- INFORMATION SHOWN:
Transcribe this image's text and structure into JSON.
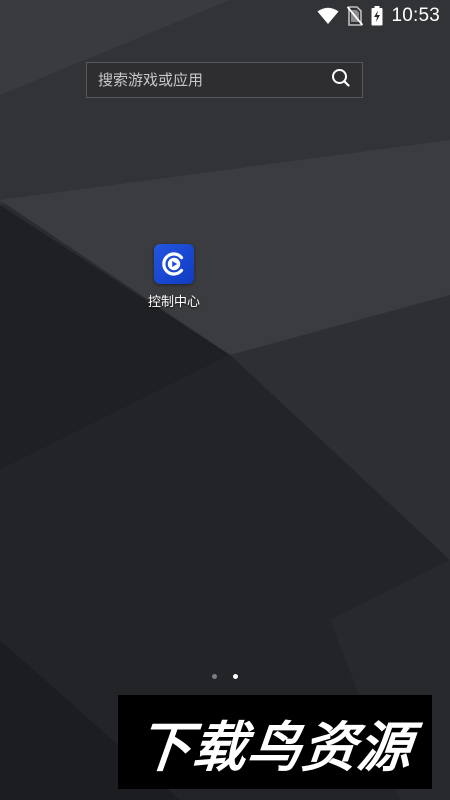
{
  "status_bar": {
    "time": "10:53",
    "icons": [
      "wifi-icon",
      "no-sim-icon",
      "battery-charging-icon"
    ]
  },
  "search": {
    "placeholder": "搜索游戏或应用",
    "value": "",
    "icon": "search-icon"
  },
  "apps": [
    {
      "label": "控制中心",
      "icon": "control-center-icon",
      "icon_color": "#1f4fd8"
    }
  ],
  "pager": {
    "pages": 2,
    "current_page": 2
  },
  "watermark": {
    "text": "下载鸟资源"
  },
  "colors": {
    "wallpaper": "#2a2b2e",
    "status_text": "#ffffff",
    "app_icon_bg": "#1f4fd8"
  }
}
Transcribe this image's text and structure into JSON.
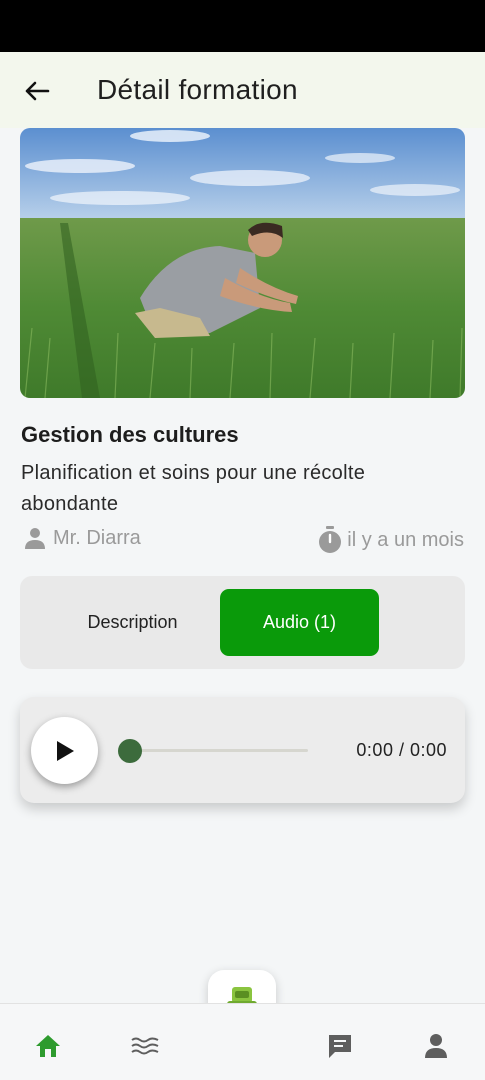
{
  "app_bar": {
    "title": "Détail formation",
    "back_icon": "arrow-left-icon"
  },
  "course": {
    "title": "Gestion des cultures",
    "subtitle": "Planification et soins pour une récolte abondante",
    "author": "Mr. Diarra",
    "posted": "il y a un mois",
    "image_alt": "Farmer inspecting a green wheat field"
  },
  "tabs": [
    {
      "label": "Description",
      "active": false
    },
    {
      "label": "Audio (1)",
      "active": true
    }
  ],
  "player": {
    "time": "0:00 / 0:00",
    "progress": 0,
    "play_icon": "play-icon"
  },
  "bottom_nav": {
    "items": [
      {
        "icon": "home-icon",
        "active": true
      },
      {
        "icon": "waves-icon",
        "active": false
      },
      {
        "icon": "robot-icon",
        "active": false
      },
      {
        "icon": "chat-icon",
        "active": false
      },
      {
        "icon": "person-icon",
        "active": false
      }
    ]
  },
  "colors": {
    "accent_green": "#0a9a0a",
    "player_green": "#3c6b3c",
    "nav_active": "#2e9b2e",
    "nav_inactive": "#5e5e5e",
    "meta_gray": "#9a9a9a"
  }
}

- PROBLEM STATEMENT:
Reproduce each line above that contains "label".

- ANSWER SPACE:
      "label": "控制中心",
      "label": "Description",
      "label": "Audio (1)",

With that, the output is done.